KC: Is there anything else that struck you about the film?
CTB: This is a slight tangent as it’s not directly linked to how the film engages with climate change but I found Mary’s (Amanda Seyfried’s) character interesting and slightly troubling.
The film focuses on Hawke, a pastor in distress, who consults Michael, Mary’s depressed and extreme husband, the other emotional focus of the film. These are both men who are given ample space to explore their unhappiness, their existentialism. While it is true men aren’t often given this space and it is refreshing to see men who are not simply macho saviours, their relation to the only central woman of the film is interesting.
Mary is there to support them, in everyday tasks but most importantly emotionally. She is a constant and apart from a short scene in which she unsurprisingly is distressed at the death of her husband, she is incredibly level-headed, pious and positive throughout. Even when being confronted by a husband who is so distraught at the idea of bringing a child into the current climate that he wants her to have an abortion, she is resolute and maintains her hope at bringing new life into this world. Mary is, in some ways, a vehicle for reason in this film and calm for the men.
KC: you’re so right about how we don’t see Mary’s position – she has these resounding positions of wanting to have this baby and we don’t see how she gets there.
CTB: I would just like to also say that this film was made in 2017, when I was a teenager.
This film regularly demonstrates despair at the world they left or created for their children and I know this frustration at the injustice of this inheritance motivates a lot of other young people like myself to get involved in the environmental movement.
I thought the film engaged well with this intergenerational question. I felt a melancholic irony while Toller and Esther, a worker at their Church ‘Abundant Life’, look at their young Christian choir and reminisce: “do you remember that? when everything was ahead of you?” You can’t help but think: what lies ahead? Is that world a habitable one?

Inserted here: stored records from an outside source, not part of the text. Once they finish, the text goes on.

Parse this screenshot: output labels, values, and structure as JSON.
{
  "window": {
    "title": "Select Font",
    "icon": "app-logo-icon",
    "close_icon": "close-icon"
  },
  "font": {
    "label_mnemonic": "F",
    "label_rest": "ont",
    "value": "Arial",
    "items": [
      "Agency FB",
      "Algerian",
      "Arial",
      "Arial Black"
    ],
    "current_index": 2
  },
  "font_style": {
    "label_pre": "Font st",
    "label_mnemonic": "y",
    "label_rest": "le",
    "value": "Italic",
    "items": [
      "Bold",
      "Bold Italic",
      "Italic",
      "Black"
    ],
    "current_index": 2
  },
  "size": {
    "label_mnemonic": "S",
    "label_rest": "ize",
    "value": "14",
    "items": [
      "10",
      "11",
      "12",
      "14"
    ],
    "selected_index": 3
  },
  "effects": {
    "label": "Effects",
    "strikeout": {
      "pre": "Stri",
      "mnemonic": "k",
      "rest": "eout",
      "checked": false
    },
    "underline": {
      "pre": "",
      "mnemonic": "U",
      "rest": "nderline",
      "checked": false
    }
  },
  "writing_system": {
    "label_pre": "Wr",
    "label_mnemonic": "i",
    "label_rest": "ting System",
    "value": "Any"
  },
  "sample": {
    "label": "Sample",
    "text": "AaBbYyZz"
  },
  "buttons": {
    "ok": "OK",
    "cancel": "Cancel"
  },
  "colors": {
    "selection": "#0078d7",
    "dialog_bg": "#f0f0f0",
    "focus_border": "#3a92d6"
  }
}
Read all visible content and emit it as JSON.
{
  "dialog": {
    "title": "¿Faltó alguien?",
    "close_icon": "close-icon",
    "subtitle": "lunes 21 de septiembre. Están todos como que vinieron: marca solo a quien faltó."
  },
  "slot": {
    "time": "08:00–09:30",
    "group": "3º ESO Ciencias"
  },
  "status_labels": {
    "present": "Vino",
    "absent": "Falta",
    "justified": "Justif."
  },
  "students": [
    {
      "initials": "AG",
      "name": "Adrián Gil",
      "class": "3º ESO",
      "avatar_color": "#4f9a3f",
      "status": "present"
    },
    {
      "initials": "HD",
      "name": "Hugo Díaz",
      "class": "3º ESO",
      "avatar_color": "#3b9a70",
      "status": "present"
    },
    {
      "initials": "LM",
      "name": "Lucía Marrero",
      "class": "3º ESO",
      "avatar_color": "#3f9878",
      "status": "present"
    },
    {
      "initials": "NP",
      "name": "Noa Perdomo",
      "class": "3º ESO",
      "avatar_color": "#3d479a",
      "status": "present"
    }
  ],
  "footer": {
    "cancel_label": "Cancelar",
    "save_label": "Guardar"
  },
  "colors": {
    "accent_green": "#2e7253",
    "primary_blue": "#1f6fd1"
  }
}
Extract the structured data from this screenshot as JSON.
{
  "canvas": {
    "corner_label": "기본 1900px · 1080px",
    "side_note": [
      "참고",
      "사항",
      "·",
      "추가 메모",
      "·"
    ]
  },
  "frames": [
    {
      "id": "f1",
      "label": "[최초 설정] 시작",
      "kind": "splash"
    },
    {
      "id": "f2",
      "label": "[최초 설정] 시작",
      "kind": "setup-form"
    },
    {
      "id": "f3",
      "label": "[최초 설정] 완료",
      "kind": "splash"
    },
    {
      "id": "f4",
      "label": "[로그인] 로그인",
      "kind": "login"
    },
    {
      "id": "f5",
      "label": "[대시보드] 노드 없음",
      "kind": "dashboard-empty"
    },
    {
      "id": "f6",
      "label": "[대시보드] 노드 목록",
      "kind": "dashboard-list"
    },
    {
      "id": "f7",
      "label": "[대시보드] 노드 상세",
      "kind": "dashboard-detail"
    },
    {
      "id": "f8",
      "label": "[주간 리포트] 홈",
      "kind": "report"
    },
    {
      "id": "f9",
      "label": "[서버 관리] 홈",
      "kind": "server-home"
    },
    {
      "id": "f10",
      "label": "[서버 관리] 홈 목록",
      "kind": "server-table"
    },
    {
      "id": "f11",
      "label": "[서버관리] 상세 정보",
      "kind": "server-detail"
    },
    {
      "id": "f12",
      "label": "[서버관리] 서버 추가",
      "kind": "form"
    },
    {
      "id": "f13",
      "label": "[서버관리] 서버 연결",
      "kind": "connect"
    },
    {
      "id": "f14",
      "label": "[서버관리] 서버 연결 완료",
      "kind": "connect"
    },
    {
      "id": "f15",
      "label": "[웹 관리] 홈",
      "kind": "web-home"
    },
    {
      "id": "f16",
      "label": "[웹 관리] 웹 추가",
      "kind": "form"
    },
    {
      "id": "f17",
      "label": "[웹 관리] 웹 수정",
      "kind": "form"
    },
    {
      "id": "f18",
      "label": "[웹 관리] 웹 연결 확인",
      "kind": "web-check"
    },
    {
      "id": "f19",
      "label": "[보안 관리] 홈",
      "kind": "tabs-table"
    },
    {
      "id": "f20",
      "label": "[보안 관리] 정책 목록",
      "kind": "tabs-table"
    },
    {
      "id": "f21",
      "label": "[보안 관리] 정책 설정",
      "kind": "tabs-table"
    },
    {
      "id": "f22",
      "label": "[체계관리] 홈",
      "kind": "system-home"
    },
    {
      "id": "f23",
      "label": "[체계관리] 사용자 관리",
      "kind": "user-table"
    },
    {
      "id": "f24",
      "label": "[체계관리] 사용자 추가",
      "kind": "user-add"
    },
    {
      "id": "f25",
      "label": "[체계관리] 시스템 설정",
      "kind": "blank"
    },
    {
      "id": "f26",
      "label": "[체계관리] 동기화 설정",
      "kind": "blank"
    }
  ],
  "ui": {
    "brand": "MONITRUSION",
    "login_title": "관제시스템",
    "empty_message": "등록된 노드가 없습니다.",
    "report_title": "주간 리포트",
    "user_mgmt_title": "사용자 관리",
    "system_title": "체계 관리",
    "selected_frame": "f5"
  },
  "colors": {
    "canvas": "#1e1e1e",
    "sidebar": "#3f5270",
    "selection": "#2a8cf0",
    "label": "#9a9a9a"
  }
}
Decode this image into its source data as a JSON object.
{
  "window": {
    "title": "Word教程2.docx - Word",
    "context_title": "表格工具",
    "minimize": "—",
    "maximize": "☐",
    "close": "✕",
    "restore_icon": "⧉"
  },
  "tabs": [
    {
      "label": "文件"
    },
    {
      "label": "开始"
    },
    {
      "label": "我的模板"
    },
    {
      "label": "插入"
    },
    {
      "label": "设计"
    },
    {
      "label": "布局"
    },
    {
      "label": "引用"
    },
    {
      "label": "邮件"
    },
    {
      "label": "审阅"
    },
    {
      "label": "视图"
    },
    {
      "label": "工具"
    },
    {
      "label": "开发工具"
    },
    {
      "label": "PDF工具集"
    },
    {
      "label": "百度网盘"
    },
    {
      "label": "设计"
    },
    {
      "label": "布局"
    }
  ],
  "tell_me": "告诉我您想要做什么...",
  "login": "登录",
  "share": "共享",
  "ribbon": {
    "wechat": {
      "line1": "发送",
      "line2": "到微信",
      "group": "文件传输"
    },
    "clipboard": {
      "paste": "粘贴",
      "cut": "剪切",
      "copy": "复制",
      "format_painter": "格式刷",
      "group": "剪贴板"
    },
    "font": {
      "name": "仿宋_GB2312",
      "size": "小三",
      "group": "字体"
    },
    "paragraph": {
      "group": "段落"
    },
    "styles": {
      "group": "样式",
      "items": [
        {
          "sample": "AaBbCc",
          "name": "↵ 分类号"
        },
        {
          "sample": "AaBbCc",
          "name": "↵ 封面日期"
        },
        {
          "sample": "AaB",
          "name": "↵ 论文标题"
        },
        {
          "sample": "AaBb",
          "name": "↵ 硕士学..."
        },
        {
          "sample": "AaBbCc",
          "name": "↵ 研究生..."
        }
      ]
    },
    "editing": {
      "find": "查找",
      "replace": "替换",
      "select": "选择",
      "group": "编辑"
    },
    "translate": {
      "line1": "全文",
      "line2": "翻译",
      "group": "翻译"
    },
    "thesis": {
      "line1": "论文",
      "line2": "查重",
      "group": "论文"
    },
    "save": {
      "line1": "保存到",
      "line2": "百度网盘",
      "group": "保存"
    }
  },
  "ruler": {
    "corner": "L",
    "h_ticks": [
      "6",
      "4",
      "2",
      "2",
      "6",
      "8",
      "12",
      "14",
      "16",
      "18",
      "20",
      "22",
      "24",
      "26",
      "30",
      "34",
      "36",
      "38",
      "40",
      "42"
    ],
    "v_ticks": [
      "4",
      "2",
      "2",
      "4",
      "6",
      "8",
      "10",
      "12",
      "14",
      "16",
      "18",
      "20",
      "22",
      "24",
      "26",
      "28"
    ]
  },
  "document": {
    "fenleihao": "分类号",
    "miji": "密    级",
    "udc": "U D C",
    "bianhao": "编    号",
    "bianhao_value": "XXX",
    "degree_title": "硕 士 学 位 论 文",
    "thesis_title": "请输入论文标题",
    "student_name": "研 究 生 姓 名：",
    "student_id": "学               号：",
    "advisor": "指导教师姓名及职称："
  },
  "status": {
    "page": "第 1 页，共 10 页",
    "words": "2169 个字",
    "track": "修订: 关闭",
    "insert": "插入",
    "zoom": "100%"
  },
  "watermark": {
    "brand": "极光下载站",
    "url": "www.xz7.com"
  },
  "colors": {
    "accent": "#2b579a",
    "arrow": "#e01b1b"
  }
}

As a young person, closer in age to the members of the youth choir than any of the adults, I do not empathize with the guilt the adults feel at what they have left but rather the anxiety at what is in store.
As Abundant Life Pastor Joel Jeffers says: “these kids want certainty”.